Patrick Harvie MSP, Co-convener of the Scottish Greens, today (7 Sep) urged Holyrood's Equalities Committee to back an end to the ban on prisoners voting, as the current blanket prohibition breaches human rights law and fails to support rehabilitation.
In 2013, Mr Harvie attempted to amend the franchise for the independence referendum, offering options including extending the vote to prisoners serving sentences of less than six months and to offenders who had less than six months of their sentence left to serve at the time of the vote. MSPs from the SNP, Labour, Conservatives and the Liberal Democrats voted against his amendments.
Since then, the Scottish Parliament has gained full control over elections to Holyrood, and the legal requirement for a change is more absolute for these elections than for referendums.
Patrick Harvie MSP said:
"Having temporary control over the franchise for the 2014 referendum forced Holyrood to consider an issue which had previously only been debated at Westminster. Now that we have full responsibility for elections in Scotland, we are faced with an absolute requirement to revisit the issue.
"The UK Tory Government may want to scrap the Human Rights Act, but the SNP have supported it, as do the Greens. It is therefore a point of principle that Holyrood must change the law to comply with human rights. The blanket ban must therefore be ended. Stopping all prisoners voting, regardless of the nature of their offence or the length of their sentence, clearly breaches human rights, and the current position cannot hold.
“Prisoners, especially those due for release, should be faced with their responsibilities as members of the society to which they will return. While voting is only one aspect of that, it is an important and symbolic one.

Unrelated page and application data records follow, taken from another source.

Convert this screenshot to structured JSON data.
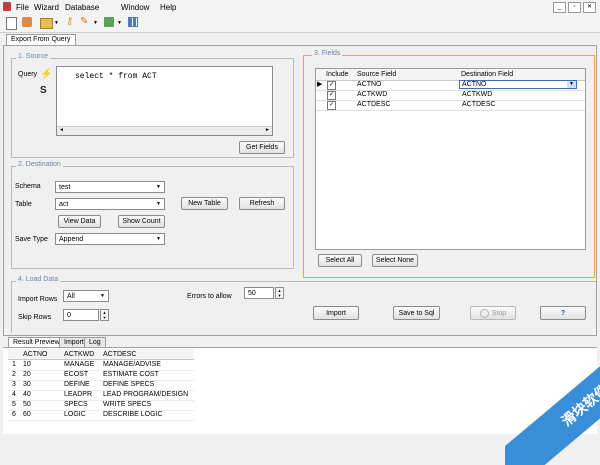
{
  "menu": {
    "items": [
      "File",
      "Wizard",
      "Database",
      "Window",
      "Help"
    ]
  },
  "tabs": {
    "main": "Export From Query"
  },
  "source": {
    "title": "1. Source",
    "query_label": "Query",
    "query_text": "select * from ACT",
    "get_fields": "Get Fields"
  },
  "destination": {
    "title": "2. Destination",
    "schema_label": "Schema",
    "schema_value": "test",
    "table_label": "Table",
    "table_value": "act",
    "new_table": "New Table",
    "refresh": "Refresh",
    "view_data": "View Data",
    "show_count": "Show Count",
    "save_type_label": "Save Type",
    "save_type_value": "Append"
  },
  "fields": {
    "title": "3. Fields",
    "headers": {
      "include": "Include",
      "source": "Source Field",
      "dest": "Destination Field"
    },
    "rows": [
      {
        "source": "ACTNO",
        "dest": "ACTNO"
      },
      {
        "source": "ACTKWD",
        "dest": "ACTKWD"
      },
      {
        "source": "ACTDESC",
        "dest": "ACTDESC"
      }
    ],
    "select_all": "Select All",
    "select_none": "Select None"
  },
  "load": {
    "title": "4. Load Data",
    "import_rows_label": "Import Rows",
    "import_rows_value": "All",
    "skip_rows_label": "Skip Rows",
    "skip_rows_value": "0",
    "errors_label": "Errors to allow",
    "errors_value": "50",
    "import": "Import",
    "save_to_sql": "Save to Sql",
    "stop": "Stop",
    "help": "?"
  },
  "results": {
    "tabs": [
      "Result Preview",
      "Import",
      "Log"
    ],
    "columns": [
      "ACTNO",
      "ACTKWD",
      "ACTDESC"
    ],
    "rows": [
      [
        "1",
        "10",
        "MANAGE",
        "MANAGE/ADVISE"
      ],
      [
        "2",
        "20",
        "ECOST",
        "ESTIMATE COST"
      ],
      [
        "3",
        "30",
        "DEFINE",
        "DEFINE SPECS"
      ],
      [
        "4",
        "40",
        "LEADPR",
        "LEAD PROGRAM/DESIGN"
      ],
      [
        "5",
        "50",
        "SPECS",
        "WRITE SPECS"
      ],
      [
        "6",
        "60",
        "LOGIC",
        "DESCRIBE LOGIC"
      ]
    ]
  },
  "watermark": {
    "text": "滑块软件"
  },
  "colors": {
    "highlight_border": "#e8a44a",
    "group_title": "#6c84a8",
    "row_select": "#c9dff5"
  }
}
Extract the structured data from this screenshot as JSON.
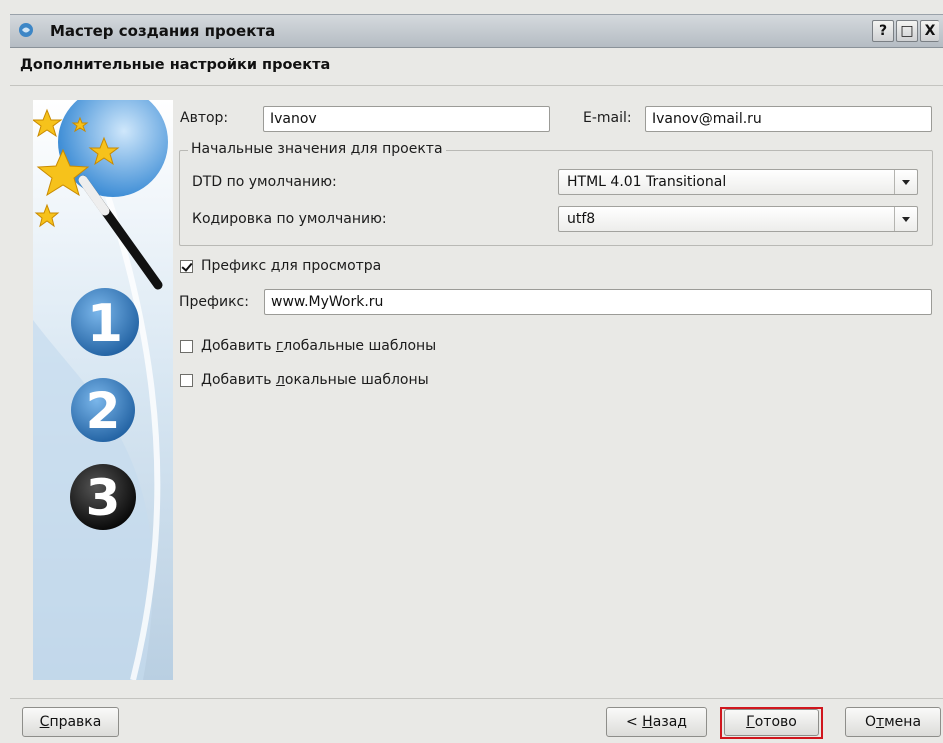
{
  "window": {
    "title": "Мастер создания проекта",
    "help_glyph": "?",
    "maximize_glyph": "□",
    "close_glyph": "X"
  },
  "page": {
    "subtitle": "Дополнительные настройки проекта"
  },
  "form": {
    "author_label": "Автор:",
    "author_value": "Ivanov",
    "email_label": "E-mail:",
    "email_value": "Ivanov@mail.ru",
    "group_title": "Начальные значения для проекта",
    "dtd_label": "DTD по умолчанию:",
    "dtd_value": "HTML 4.01 Transitional",
    "encoding_label": "Кодировка по умолчанию:",
    "encoding_value": "utf8",
    "preview_prefix_label_pre": "Префикс ",
    "preview_prefix_label_u": "д",
    "preview_prefix_label_post": "ля просмотра",
    "preview_prefix_checked": true,
    "prefix_label": "Префикс:",
    "prefix_value": "www.MyWork.ru",
    "global_templates_pre": "Добавить ",
    "global_templates_u": "г",
    "global_templates_post": "лобальные шаблоны",
    "global_templates_checked": false,
    "local_templates_pre": "Добавить ",
    "local_templates_u": "л",
    "local_templates_post": "окальные шаблоны",
    "local_templates_checked": false
  },
  "wizard_steps": [
    "1",
    "2",
    "3"
  ],
  "buttons": {
    "help_u": "С",
    "help_rest": "правка",
    "back_pre": "< ",
    "back_u": "Н",
    "back_rest": "азад",
    "finish_u": "Г",
    "finish_rest": "отово",
    "cancel_pre": "О",
    "cancel_u": "т",
    "cancel_rest": "мена"
  },
  "colors": {
    "highlight_box": "#d0161d",
    "step_active": "#1a1a1a",
    "step_inactive": "#2f7fc4"
  }
}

Giving prisoners the right to vote would also give politicians an incentive to take the state of our prisons seriously, and invest in the rehabilitation services which will make all our communities safer.
"If we want Scotland to become a beacon for fairness, and if we believe in rehabilitating offenders, we must look at all the options, have the debate, and end the ban."